**Exercise directions:** Among the entries below, please show each line that carries the word "musical".

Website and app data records
——
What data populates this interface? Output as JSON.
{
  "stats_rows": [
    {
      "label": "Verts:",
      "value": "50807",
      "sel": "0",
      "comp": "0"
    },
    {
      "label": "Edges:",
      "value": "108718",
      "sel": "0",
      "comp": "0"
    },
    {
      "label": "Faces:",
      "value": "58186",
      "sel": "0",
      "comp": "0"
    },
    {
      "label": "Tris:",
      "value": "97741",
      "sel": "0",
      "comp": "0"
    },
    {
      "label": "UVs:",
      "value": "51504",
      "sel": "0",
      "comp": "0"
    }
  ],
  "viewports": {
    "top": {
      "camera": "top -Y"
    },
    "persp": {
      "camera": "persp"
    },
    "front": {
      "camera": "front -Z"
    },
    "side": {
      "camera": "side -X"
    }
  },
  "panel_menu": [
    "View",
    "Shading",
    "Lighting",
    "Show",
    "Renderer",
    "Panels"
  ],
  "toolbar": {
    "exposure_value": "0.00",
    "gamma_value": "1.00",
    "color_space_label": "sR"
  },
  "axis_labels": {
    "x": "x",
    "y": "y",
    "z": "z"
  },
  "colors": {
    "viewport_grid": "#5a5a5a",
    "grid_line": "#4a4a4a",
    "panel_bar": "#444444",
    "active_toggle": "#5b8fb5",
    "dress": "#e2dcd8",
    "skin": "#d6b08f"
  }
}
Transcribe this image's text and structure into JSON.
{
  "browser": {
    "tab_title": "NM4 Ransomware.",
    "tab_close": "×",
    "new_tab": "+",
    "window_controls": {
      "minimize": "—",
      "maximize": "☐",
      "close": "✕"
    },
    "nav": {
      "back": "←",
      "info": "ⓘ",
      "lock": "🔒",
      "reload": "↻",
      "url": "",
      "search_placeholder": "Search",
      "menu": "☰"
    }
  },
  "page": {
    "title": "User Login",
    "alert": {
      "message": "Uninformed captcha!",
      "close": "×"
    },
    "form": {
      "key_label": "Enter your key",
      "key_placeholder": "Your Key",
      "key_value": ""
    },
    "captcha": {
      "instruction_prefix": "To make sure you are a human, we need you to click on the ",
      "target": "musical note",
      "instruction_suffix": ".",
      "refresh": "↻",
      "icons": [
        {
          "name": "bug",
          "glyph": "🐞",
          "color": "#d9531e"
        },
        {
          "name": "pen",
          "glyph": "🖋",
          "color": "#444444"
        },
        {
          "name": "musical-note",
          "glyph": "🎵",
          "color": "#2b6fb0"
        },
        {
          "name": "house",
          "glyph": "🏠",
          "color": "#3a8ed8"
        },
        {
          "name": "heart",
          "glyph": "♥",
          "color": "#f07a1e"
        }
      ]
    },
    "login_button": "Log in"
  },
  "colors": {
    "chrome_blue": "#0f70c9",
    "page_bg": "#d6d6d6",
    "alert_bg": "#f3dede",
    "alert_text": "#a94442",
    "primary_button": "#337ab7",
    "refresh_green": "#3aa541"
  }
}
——
**Answer to the exercise:**
      "target": "musical note",
          "name": "musical-note",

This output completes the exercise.